Our view is the complexity (or otherwise) of pensions tax relief does not really affect savings behaviour.  The current system – exempt, exempt, taxed (TEE) – is not complex. The fact employees get that there is an immediate tax break (whether they understand it completely or not) is a very positive factor. Removing this would receive enormous adverse publicity and all related policy changes would be treated with huge suspicion by the public who will feel their pockets have been picked.  Furthermore, the ‘exempt’ nature of the retirement income would not be viewed as a certainty, and therefore vulnerable to reduction by a future government, leaving people feeling insecure about whether to save within a pension or not.

Moving to an alternative system – especially a TEE one – could also have a disastrous effect on the way people take their retirement income. Currently we have some constraints in the system - no access before age 55 and tax barriers to raiding the entire pot – to influence the way people withdraw pension savings. But removing these is highly likely to lead to indiscipline in terms of managing personal expenditure with short term needs and/or desires outweighing long-term prudence in terms of providing for old age. While the principles of self-determination and freedom of choice are important, governments also have a responsibility to create an environment and structure in society that caters for human weakness. A balance needs to be struck between freedoms on the one hand and on the other, the broad duties of care that would be attributed for example to trustees. Pension schemes are there to provide for retirement, and there must be rules in the system that reflect and support this fundamental objective.

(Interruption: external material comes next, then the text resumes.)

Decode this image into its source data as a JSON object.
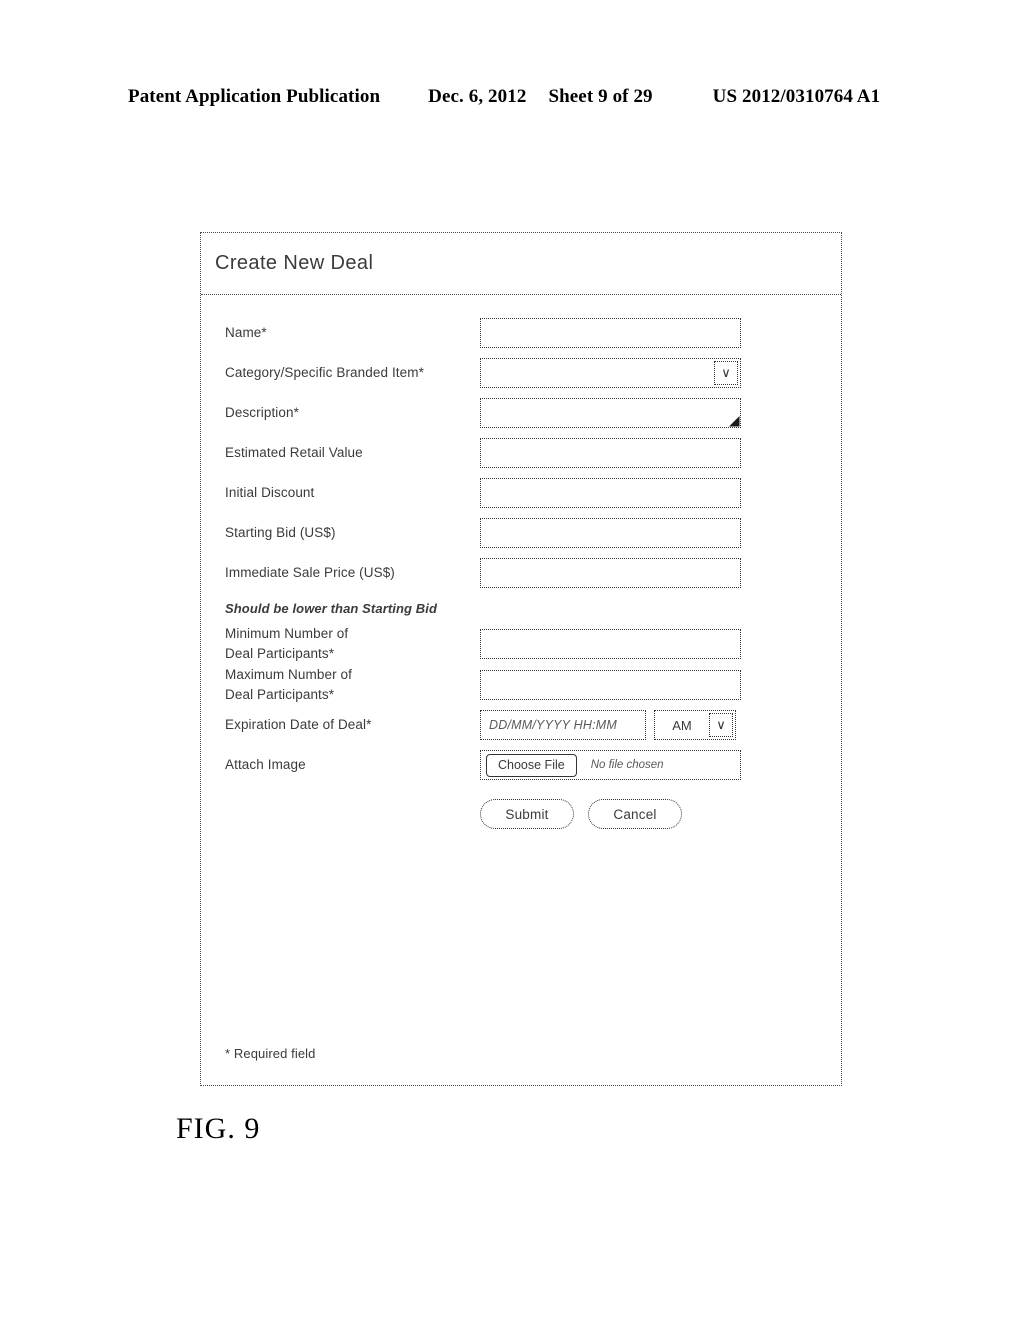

So, what changes would we make? Firstly, if we – as a country - want to reduce the amount of money we spend on pensions we should consider the role of public sector schemes. The private sector has now moved to defined contribution schemes, yet the public sector defined benefit schemes are sustained at enormous cost to the taxpayer. We think the priority should be to tackle this and move to a more affordable and sustainable system for the public sector.

We also need to do more to address the huge advice gap that still exists. Doing so will help people optimise their pension savings and achieve the most effective retirement income strategies. Guidance alone is not sufficient and regulated advice provides vital protections for employees, trustees and employers, and must be desirable.  As part of this the HMRC special allowance of £150 should be increased so that more can be done to help employers facilitate access to regulated advice.

Although we would advocate sticking with the status quo for pensions tax relief, we realise this may not satisfy the Government. If change is what it really wants then instead of moving to a EET basis, we recommend moving to a ETT one instead – by taxing non-dividend income within pension funds. The move towards ETT would create immediate income for the Treasury of around £7bn but spread the impact over many years and create the least amount of impact on individuals and employers from an administration and ‘perception of change’ basis.

There have been so many big changes to pensions in the last ten years – simplification, automatic enrolment, and pension freedoms – that we need a break to assess what the real effect has been. Only then can we ever be in the right position to gauge what impact a change in tax relief will have on pension saving in the UK and on the future wealth of our older population.